Finally it is important to single out the great financial assistance given by the educational and charitable establishments of the Marash branch of the Armenian General Benevolent Union’s (AGBU) and its work in the town.

  • [1] Krikor Kalusdian, Marash or Kermanig and heroic Zeitun, 2nd edition, New York, 1988, page 429. (In Armenian)
  • [2] Ibid., page 431.
  • [3] Hovsep Der-Vartanian, The Marash Massacre of 1920 and a Brief Survey of the Past, 1st edition, published by ‘Arax’ Aleppo, P Topalian, 1927, 2nd edition published by ‘Arevelk’, Aleppo, 2010, page 60. (In Armenian)
  • [4] Kalusdian, op. cit., page 439.
  • [5] Ibid., page 534.
  • [6] The Marash of the Ottoman Empire era is spread over seven high hills and, accordingly, the natural areas of each parish is a hill and valley. The town is divided into 41 areas, mostly of mixed population – Turk and Armenian. There are also areas where only Armenians or only Turks lived. The majority of the Armenian population of Marash is centred around the Armenian churches. There are six churches belonging to the Armenian Apostolic community – Holy Mother of God, St Sarkis, St Kevork, St Stepannos, St Garabed and Karasun Mangunk. Each church has its own parish council, priests and parishes - families. The members of the parish council are elected from the notables of the parish, who conduct the community, church and educational affairs. According to a custom established for many years, each parish is known as a ‘diocese’. Each of these churches has a parish school attached to it – a kindergarten and primary school which are attended in the main by the children of the parish.
  • [7] The last Armenian kingdom within Cilicia’s borders, that was destroyed in 1375.
  • [8] The first Armenian royal house to rule in Cilicia was known by this name.
  • [9] An ancient Armenian noble house. Mamigonian generals were often the commanders-in-chief of the Armenian royal armies.
  • [10] Vahan Kiurkdjian, ‘National Memoirs’, in Hayasdani Gochnag, March 16th 1929, No. 11, (quoted in Kalusdian, op. cit., page 440, 442).
  • [11] Kalusdian, op. cit., page 428.
  • [12] The ‘Armenian United Association’ the cultural-educational organisation. It was founded in 1881 in Istanbul by the union of the ‘Araratian Armenian Association’, the ‘Pro-school-Eastern Association’ and the ‘Cilician Association’. Its aim was to found schools and spread enlightenment in the eastern Armenian provinces, Cilicia and Armenian-populated places.

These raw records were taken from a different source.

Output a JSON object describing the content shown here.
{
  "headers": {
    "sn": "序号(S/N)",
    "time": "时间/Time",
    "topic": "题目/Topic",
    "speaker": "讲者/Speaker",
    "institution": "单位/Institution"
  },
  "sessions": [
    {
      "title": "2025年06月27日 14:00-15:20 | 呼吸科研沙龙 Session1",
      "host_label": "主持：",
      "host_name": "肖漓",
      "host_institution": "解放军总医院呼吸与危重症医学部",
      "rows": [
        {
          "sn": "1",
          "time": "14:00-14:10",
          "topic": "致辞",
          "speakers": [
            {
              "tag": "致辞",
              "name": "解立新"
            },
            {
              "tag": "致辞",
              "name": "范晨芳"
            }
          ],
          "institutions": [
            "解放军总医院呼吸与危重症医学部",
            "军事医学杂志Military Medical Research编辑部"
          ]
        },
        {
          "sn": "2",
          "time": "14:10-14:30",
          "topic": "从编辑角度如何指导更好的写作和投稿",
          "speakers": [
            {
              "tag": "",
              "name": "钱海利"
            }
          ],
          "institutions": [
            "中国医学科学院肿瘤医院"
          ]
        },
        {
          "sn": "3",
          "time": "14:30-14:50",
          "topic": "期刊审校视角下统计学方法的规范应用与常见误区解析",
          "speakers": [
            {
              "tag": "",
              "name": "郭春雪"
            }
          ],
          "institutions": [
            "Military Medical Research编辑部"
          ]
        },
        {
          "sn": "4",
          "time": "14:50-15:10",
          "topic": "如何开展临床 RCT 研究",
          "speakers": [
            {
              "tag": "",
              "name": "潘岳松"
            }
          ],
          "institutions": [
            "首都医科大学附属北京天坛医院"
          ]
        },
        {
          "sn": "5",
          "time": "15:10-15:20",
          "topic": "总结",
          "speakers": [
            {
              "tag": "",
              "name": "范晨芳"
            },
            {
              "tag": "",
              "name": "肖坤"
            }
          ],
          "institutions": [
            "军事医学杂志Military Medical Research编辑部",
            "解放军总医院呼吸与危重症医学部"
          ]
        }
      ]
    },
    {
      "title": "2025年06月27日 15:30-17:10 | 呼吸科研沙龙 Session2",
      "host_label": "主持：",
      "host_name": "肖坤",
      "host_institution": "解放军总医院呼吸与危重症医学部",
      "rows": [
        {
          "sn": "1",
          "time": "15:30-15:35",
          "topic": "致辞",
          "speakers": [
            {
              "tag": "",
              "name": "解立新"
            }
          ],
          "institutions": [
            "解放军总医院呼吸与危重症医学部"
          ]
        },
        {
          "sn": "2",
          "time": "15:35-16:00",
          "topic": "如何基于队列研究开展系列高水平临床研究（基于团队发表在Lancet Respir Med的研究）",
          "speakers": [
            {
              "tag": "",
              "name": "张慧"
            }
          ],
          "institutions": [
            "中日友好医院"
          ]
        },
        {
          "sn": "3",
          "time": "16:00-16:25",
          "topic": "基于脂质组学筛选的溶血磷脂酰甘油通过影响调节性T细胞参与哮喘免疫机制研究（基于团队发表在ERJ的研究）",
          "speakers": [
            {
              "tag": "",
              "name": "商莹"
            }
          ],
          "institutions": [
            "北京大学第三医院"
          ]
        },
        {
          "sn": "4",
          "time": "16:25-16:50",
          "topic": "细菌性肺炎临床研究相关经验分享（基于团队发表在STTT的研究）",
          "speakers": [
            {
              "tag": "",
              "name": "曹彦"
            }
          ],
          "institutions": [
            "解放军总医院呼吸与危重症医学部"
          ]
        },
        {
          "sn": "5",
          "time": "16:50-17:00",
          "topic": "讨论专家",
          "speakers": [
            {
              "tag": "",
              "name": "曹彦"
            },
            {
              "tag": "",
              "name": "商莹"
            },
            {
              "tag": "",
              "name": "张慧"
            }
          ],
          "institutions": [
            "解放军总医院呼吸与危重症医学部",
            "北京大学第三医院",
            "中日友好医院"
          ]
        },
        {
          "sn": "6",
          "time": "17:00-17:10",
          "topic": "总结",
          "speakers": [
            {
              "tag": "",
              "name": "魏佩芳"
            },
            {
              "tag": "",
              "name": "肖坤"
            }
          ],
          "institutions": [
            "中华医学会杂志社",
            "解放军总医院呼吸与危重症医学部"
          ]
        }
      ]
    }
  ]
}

  • [13] Kalusdian, op. cit., page 492.
  • [14] At the beginning the building was only single-storey. Then, in 1910, through the efforts of the prelate of the day Bishop Mgerdich Vehabedian and donations, as well as the collection taken up by the people and the free labour provided, a second storey has been added.
  • [15] Der-Vartanian, op. cit., page 51.
  • [16] Kalusdian, op. cit., page 446.
  • [17] Ibid., page 445.
  • [18] Ibid., page 492.
  • [19] Ibid., page 593.
  • [20] Ibid., page 593.
  • [21] This is what the influential and rich great aghas who manage national and community affairs are called.
  • [22] Der-Vartanian, op. cit., page 66.
  • [23] Kalusdian, op. cit., page 440:
  • [24] ‘Arax’, op. cit., Marash, page 42,
  • [25] Kalusdian, op. cit., page 483.
  • [26] Ibid., page 580.
  • [27] Ibid., page 905.
  • [28] Ibid., page 905.
  • [29] Ibid., page 579.
  • [30] Ibid., page 493.
  • [31] Ibid., page 907.
  • [32] Ibid., page 493.
  • [33] Ibid., page 446.
  • [34] Ibid., page 447.
  • [35] Ibid., page 447.
  • [36] Ibid., page 447.
  • [37] Ibid., page 495.
  • [38] Ibid., page 495.
  • [39] Ibid., page 495.